*What you should do:*
Every line of the material that includes the word "screenshot" is to be shown.

*Exercise materials:*
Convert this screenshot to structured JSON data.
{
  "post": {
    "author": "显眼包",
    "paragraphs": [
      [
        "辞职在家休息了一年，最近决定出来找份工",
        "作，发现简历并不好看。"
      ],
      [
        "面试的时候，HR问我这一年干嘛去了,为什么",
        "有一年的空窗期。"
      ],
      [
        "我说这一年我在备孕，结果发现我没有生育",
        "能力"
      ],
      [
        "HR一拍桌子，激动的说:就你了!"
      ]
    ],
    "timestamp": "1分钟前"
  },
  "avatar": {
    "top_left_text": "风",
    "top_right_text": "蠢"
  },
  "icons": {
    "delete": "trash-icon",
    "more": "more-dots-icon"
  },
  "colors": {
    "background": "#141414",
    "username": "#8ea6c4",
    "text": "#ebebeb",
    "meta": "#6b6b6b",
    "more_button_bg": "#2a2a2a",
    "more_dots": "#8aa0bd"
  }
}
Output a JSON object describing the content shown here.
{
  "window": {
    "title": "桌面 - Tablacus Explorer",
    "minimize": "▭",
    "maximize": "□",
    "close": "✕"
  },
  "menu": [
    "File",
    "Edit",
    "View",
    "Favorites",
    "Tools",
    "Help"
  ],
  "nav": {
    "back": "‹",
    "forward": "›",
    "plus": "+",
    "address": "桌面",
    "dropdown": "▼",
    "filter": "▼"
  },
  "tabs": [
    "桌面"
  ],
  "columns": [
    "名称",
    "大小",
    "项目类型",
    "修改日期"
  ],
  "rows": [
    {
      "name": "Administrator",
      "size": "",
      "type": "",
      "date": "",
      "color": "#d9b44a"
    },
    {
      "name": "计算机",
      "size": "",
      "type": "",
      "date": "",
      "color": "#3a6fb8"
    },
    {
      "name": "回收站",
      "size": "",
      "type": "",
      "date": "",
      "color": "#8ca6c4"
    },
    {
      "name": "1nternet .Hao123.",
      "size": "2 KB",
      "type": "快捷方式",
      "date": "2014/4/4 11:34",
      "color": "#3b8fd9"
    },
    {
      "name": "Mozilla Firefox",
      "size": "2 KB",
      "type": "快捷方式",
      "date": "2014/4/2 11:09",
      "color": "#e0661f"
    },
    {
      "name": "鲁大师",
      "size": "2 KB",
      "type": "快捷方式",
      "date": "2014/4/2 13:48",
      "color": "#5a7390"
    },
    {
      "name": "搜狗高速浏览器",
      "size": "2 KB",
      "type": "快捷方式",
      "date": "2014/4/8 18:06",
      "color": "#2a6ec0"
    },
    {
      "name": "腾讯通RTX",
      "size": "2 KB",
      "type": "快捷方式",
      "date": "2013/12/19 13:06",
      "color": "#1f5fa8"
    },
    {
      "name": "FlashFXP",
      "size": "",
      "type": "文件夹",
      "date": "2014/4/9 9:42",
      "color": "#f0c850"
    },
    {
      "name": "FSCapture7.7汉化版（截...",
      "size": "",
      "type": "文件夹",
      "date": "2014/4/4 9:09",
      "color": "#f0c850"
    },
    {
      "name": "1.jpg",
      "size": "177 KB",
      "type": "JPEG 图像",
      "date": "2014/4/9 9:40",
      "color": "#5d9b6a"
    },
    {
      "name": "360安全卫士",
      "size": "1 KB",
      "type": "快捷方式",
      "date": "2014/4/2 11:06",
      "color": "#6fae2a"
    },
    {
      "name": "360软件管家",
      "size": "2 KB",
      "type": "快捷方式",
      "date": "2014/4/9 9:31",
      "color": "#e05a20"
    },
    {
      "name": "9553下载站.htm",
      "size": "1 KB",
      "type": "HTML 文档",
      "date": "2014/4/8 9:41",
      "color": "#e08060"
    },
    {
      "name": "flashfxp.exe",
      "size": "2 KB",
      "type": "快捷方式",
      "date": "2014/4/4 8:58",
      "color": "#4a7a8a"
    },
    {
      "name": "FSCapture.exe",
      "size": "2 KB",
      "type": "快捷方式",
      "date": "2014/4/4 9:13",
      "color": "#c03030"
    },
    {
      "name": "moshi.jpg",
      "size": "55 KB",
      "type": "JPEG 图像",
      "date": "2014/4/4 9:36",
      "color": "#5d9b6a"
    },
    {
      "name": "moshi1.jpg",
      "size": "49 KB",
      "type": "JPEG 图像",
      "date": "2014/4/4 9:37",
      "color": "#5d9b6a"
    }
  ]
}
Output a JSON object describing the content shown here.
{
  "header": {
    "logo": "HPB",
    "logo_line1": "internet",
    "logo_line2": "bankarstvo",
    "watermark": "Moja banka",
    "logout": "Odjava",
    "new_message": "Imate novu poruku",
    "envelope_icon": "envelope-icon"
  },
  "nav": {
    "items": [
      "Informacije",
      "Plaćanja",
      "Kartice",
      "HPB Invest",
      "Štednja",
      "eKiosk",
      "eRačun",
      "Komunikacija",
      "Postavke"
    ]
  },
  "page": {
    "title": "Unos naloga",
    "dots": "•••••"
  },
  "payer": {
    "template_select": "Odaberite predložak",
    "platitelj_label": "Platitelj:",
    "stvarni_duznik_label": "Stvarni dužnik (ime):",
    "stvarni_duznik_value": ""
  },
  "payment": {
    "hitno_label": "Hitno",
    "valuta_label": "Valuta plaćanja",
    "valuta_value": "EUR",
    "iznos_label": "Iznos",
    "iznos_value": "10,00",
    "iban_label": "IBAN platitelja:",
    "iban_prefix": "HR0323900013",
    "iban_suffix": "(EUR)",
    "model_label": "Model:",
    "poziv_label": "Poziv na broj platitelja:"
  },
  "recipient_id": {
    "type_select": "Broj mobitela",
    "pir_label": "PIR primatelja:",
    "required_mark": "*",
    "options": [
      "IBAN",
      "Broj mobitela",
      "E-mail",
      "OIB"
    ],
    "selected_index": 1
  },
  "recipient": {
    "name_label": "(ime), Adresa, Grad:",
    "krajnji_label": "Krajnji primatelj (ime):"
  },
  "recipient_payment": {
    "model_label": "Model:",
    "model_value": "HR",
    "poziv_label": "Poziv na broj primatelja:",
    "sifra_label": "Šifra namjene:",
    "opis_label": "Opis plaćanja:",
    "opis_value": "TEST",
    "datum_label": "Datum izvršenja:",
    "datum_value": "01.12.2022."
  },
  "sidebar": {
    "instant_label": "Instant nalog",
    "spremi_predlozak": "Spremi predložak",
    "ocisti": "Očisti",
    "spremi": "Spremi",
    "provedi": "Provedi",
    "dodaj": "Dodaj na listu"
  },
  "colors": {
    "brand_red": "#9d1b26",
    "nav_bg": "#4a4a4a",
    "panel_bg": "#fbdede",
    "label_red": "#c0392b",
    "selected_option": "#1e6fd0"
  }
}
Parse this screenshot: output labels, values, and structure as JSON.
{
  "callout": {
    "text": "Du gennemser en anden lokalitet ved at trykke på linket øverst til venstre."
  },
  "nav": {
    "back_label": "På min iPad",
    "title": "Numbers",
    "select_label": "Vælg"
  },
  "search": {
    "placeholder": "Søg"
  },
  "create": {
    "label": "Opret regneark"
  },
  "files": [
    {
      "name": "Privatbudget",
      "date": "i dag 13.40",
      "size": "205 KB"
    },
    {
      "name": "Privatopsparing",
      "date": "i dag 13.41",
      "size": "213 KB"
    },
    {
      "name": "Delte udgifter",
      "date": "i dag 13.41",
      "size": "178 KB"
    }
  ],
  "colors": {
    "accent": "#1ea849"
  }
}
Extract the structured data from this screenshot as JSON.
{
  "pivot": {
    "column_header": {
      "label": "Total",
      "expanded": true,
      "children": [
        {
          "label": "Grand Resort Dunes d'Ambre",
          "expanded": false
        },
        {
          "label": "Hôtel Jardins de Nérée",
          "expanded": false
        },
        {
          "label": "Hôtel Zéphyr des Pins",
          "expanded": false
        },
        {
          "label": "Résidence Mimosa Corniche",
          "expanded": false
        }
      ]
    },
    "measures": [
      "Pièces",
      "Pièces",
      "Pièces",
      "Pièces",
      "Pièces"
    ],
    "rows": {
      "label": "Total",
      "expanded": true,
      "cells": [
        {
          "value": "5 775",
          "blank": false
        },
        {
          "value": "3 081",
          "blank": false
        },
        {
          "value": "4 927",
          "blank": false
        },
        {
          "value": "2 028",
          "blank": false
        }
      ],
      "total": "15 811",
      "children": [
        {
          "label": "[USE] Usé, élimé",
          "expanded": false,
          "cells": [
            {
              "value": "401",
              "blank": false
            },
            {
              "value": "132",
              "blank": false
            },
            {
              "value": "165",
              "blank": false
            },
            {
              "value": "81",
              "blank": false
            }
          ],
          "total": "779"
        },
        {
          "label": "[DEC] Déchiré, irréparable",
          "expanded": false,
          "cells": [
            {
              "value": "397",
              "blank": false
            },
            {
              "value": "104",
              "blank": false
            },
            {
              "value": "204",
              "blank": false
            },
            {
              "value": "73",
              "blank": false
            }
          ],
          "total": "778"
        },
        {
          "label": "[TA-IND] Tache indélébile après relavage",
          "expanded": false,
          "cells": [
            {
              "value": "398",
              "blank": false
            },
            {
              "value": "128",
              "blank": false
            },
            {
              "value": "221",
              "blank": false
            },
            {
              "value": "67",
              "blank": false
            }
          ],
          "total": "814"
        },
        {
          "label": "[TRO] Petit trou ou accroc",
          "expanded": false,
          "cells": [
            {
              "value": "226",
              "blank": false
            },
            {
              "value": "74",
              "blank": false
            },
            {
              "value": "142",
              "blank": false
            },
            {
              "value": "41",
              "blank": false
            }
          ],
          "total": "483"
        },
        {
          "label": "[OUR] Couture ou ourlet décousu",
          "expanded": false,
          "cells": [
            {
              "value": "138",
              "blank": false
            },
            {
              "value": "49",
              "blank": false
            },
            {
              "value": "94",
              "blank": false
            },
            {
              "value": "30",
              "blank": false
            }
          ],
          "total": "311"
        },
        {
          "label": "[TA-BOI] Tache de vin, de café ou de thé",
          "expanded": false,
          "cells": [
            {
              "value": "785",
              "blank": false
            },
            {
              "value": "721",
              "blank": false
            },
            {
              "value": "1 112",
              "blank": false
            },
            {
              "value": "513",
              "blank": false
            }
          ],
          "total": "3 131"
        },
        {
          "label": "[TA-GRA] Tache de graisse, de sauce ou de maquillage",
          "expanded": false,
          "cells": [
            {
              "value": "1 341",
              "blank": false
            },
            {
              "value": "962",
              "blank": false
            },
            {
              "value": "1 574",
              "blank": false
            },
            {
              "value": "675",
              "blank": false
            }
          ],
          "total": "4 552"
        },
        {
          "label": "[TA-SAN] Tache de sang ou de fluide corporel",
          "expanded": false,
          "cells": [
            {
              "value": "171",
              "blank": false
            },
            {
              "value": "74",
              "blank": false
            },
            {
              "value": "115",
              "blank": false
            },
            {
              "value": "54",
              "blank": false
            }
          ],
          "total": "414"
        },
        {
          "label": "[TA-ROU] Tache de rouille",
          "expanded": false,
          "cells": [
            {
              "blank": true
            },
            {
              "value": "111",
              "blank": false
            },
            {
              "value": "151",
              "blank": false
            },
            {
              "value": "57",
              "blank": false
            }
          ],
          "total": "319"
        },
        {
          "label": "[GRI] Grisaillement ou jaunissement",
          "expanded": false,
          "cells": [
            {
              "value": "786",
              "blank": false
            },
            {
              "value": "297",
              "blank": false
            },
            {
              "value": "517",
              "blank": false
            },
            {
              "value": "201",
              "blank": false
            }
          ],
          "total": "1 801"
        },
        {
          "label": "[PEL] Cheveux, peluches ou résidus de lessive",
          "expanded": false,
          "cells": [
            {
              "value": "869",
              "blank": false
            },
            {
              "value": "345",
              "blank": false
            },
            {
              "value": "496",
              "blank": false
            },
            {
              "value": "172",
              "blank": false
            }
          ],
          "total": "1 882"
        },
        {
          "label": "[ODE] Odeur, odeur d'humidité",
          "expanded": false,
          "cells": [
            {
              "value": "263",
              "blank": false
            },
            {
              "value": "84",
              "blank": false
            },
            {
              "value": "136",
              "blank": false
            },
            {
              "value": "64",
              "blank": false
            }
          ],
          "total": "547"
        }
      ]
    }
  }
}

*Expected answer:*
Convert this screenshot to structured JSON data.
Parse this screenshot: output labels, values, and structure as JSON.
Extract the structured data from this screenshot as JSON.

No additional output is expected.